“Hak Joon Lee’s ‘new covenant ethics’ is an ecumenically oriented and politically constructive evangelical tour de force. While he places the Trinity and Eucharist at the center, he includes nonviolence, community organizing, and just peacemaking among Christianity’s constitutive practices. On debated moral questions like same-sex marriage, Lee favors moderate conservatism, yet wisely counsels traditionalists and revisionists to apply a peacemaking ethos to their own coexistence. More importantly, this is an ethics centered on justice and the poor. The cosmic presence of the Spirit gives the new covenant world-spanning, inclusive transformative power. This would be a wonderful book to work through with a seminary class or a congregational study group.”
— Lisa Sowle Cahill
Boston College
“It isn’t every day that a Christian ethicist offers a comprehensive new proposal for the entire discipline. That is what Fuller Seminary professor Hak Joon Lee does in this formidable book. Christian Ethics: A New Covenant Model does more and better work with the biblical theme of covenant than I have ever seen in our discipline. Lee goes beyond scholastic Reformed treatments of covenant to a ‘new covenant’ approach with a thoroughgoing justice-oriented Christocentrism. One does not have to agree with every social-ethical proposal here—I dissent on same-sex relations, for example—to be very much impressed by the theological, biblical, and methodological seriousness of this stimulating new book, which deserves very close consideration by scholars, pastors, and students alike.”
— David P. Gushee
Mercer University
“The language of ‘covenant’ floats through the universe of contemporary Christian ethics like the element helium floats through the physical one: it is abundant, lofty, necessary for telling a coherent origin story, and yet surprisingly inert. Contemporary discussions about covenants are, after all, far more likely to attend to their significance in the history of Christian ethics than to make covenant language do much work in the present. In Christian Ethics: A New Covenant Model, though, Hak Joon Lee performs an impressive alchemical feat: he transforms reasons to attend to the significance of covenants in the history of Christian ethics into arguments for their applicability in contemporary Christian social ethics. Building from his telling of a biblically and historically informed theo-drama in which covenants are central to the movement from liberation to restoration, Lee fashions a Jesus-centered ‘new covenant ethic’ that can catalyze social imaginations capable of addressing matters as varied as economic inequality, war, marriage, racism, and the environment. In doing so, he reminds us that covenant language has been significant because it is still potent.”
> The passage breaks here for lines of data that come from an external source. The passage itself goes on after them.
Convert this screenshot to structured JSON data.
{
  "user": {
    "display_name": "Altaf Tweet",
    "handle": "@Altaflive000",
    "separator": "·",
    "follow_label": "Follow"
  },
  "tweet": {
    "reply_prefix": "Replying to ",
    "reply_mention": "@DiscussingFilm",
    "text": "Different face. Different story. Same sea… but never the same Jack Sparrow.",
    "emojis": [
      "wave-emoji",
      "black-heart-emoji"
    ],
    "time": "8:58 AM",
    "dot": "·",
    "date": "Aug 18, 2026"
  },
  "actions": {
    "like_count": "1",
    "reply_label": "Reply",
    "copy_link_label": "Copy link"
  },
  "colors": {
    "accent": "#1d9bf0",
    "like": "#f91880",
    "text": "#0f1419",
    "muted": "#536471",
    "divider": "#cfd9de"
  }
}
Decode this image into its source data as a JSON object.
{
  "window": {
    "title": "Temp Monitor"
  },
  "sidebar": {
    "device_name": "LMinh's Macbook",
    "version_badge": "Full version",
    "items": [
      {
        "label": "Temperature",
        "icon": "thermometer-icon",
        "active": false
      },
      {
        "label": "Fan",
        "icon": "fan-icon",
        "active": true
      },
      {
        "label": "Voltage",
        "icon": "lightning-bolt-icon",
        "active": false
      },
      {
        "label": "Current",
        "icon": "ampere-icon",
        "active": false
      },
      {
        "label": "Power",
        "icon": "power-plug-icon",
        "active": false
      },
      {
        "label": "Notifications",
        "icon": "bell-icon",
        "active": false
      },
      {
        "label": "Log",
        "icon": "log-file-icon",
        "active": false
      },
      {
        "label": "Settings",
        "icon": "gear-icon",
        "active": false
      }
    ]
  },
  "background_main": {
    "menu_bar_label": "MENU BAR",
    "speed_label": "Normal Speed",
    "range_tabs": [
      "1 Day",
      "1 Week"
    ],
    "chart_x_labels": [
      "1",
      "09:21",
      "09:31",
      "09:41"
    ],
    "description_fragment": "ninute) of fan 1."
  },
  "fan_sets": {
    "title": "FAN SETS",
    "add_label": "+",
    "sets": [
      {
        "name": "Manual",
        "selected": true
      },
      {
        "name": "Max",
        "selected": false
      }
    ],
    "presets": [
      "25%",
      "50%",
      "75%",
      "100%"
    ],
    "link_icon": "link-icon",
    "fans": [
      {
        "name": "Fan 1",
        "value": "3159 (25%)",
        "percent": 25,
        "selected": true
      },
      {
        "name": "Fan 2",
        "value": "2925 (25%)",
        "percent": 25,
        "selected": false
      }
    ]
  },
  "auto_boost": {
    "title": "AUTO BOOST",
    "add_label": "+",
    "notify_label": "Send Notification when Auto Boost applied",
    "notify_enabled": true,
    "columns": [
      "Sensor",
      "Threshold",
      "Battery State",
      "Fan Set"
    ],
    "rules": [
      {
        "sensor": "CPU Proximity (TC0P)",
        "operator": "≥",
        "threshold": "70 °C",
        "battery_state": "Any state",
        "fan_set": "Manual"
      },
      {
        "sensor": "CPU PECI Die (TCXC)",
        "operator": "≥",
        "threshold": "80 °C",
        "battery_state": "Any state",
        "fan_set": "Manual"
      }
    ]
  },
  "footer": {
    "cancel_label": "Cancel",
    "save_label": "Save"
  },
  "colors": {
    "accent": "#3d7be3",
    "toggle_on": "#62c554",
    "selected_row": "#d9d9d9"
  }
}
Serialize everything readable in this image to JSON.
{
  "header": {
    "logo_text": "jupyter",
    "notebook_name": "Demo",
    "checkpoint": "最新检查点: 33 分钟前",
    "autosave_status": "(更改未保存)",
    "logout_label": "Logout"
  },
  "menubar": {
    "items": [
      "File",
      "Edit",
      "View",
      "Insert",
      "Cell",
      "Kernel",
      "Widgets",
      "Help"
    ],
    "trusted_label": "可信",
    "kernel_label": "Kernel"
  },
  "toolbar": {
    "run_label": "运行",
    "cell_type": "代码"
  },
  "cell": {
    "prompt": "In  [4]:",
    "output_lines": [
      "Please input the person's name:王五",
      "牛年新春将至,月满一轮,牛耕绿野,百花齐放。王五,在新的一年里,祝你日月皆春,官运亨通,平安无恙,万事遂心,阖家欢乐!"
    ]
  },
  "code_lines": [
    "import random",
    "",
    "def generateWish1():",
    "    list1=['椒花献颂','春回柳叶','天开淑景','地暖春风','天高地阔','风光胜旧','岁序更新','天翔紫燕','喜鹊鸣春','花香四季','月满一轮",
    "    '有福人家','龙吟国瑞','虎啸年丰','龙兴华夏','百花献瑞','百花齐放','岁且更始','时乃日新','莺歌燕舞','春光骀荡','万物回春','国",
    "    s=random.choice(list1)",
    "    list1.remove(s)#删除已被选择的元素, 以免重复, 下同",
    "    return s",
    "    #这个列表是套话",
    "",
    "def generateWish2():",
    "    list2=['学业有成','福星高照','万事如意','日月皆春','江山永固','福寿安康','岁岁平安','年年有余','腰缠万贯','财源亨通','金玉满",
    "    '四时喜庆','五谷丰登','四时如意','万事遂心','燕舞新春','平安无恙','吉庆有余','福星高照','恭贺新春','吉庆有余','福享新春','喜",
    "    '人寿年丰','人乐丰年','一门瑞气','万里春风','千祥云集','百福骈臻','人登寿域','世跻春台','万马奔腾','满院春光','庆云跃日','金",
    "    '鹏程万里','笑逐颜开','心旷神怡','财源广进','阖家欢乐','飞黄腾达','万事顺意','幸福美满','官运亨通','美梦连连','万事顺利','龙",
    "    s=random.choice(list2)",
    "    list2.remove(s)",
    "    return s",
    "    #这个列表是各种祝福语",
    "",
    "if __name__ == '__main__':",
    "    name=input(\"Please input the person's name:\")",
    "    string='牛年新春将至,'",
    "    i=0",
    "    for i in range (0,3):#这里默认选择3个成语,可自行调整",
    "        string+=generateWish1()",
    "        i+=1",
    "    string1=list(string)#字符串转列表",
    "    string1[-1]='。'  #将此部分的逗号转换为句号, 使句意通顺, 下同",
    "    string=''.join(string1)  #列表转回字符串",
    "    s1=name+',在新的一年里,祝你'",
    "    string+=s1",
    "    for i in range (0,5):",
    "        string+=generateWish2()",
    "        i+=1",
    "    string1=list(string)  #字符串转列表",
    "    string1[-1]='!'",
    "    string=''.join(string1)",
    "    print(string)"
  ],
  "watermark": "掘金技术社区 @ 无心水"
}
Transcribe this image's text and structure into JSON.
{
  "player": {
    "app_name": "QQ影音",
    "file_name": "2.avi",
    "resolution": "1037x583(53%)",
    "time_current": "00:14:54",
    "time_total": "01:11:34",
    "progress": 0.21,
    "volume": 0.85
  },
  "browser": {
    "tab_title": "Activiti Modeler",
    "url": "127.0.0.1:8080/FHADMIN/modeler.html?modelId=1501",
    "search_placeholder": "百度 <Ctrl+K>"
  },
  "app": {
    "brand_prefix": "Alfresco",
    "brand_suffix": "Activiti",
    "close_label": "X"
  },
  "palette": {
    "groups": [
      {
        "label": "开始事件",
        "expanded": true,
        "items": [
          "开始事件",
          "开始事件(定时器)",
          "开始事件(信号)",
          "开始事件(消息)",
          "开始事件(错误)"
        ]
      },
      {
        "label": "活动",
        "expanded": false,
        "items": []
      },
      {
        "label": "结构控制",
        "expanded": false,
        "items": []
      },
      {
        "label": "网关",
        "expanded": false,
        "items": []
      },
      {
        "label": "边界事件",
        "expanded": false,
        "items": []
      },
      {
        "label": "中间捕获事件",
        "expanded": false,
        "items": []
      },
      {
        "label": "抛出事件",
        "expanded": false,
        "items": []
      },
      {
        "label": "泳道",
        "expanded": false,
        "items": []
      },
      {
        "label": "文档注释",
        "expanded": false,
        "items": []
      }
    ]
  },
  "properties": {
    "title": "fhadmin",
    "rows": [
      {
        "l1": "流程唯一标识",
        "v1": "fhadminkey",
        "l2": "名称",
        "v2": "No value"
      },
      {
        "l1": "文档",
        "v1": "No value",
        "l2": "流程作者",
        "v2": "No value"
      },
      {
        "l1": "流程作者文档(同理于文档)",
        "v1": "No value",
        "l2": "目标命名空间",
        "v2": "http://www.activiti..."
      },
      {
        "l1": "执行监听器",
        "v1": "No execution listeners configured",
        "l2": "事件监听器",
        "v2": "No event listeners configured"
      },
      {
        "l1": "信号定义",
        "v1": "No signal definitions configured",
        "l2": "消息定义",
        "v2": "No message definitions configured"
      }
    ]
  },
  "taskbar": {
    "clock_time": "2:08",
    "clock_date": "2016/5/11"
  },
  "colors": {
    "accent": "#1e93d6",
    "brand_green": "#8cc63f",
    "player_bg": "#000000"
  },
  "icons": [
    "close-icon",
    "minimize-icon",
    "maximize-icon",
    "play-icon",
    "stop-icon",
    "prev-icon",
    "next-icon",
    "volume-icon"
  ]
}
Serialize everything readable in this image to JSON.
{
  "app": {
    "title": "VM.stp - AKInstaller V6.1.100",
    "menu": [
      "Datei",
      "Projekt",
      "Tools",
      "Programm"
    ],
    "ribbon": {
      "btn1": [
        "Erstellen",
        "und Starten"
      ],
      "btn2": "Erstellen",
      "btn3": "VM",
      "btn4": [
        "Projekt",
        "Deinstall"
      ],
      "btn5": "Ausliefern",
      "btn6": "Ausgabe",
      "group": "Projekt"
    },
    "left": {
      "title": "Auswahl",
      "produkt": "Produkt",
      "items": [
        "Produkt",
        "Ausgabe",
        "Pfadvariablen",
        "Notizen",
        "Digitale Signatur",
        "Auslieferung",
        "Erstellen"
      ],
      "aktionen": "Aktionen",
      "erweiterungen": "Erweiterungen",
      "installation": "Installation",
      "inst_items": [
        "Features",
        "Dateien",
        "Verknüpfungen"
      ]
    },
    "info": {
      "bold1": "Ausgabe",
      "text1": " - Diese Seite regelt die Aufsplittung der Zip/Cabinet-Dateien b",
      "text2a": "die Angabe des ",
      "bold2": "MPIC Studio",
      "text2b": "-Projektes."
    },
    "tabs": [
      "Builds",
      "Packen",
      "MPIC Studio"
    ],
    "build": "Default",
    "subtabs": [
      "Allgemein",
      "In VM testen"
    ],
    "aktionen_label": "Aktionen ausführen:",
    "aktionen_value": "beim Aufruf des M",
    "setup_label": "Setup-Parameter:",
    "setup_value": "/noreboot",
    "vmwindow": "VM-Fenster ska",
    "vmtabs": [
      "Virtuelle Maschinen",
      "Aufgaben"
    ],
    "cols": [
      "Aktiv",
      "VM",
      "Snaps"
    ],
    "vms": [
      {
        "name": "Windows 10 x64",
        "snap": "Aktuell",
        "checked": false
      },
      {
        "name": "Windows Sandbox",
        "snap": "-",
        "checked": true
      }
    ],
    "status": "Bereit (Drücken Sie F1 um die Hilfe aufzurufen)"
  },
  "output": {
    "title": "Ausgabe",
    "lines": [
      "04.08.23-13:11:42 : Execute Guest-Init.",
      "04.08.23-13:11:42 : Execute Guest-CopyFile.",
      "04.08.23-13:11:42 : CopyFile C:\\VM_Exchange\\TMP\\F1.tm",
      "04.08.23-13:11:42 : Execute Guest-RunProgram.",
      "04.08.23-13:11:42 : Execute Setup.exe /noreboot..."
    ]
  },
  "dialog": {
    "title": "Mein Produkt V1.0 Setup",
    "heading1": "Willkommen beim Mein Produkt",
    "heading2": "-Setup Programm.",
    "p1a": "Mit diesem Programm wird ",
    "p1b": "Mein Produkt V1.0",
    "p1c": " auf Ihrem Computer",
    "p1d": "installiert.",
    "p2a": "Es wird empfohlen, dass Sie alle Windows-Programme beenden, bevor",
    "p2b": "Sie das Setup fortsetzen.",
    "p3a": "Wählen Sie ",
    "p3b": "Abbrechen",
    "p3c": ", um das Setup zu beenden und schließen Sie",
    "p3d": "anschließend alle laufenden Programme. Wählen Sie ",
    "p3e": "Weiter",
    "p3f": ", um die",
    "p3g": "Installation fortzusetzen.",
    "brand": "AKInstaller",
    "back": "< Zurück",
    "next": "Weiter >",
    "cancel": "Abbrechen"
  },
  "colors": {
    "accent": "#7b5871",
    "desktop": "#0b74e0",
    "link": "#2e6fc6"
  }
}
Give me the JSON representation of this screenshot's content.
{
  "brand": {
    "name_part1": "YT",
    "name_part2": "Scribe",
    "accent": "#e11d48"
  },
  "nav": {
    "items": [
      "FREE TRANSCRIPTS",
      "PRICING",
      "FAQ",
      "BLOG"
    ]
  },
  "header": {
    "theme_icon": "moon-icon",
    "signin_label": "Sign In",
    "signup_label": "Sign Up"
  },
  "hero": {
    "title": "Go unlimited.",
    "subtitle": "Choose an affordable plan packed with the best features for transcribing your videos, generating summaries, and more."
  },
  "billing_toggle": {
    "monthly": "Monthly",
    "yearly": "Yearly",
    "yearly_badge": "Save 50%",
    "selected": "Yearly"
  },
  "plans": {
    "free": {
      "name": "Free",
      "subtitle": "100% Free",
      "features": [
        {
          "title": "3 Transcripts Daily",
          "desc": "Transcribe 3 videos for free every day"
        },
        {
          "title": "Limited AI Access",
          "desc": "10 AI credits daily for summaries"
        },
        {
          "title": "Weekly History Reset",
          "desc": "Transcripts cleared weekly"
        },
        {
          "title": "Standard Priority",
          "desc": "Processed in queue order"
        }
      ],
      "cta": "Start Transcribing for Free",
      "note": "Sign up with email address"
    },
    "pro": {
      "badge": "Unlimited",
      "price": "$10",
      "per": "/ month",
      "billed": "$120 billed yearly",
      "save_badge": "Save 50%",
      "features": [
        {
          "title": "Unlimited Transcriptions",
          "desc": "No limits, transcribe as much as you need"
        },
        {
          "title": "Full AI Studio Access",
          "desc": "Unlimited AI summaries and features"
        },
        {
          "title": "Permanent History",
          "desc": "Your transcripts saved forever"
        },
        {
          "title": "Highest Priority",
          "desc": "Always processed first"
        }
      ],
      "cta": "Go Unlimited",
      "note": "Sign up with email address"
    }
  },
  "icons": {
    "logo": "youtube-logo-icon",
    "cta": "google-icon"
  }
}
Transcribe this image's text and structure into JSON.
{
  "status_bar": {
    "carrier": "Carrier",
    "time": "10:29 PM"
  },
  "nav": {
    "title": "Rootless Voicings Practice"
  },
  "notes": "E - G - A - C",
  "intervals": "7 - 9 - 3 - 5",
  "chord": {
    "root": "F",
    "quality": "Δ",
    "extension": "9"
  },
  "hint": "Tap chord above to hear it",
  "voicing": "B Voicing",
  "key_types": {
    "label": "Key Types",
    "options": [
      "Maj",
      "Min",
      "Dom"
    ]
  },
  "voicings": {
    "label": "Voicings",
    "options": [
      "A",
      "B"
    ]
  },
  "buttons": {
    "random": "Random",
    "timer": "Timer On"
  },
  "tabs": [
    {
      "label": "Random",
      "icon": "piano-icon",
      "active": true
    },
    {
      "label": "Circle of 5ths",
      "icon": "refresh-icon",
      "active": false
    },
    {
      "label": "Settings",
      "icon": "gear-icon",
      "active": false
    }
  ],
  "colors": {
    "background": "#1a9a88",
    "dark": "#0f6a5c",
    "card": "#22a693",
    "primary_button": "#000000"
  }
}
— Mark Douglas
Columbia Theological Seminary
“Hak Joon Lee informs, instructs, and inspires in this wide-ranging, challenging, and compelling text in Christian ethics. The work takes seriously the current context, contemporary political theologies of liberation, and Christian tradition. Christian Ethics: A New Covenant Model should be obligatory reading not only for theological ethicists but also for those who desire to live in and love the world faithfully as followers of Jesus.”
— Patrick T. Smith
Duke University Divinity School
“In Christian Ethics: A New Covenant Model, Hak Joon Lee convincingly argues that ‘covenant’ is the most comprehensive image on which a rich Christian ethical vision and practice can be centered. He shows that a new covenant vision, far from being a stale offering from an irrelevant past, steers the Christian moral conversation between secular liberal and conservative biblicist options, integrates and organizes the most important methodological conversations of the past century, and helps Christians respond in a biblically grounded yet passionate and culturally open way to the most pressing social issues of our day—politics, economics, criminal justice, race, and sexuality among them. We are in Lee’s debt!”
— David L. Stubbs
Western Theological Seminary
The Englewood Review of Books
“[Christian Ethics is] a remarkable project to offer a work of ethics that takes such care within such an encompassing view, and it’s as encouraging as it is sophisticated, all while keeping God at its center.”
Reviews in Religion & Theology
"A refreshing addition to the Christian ethics field.”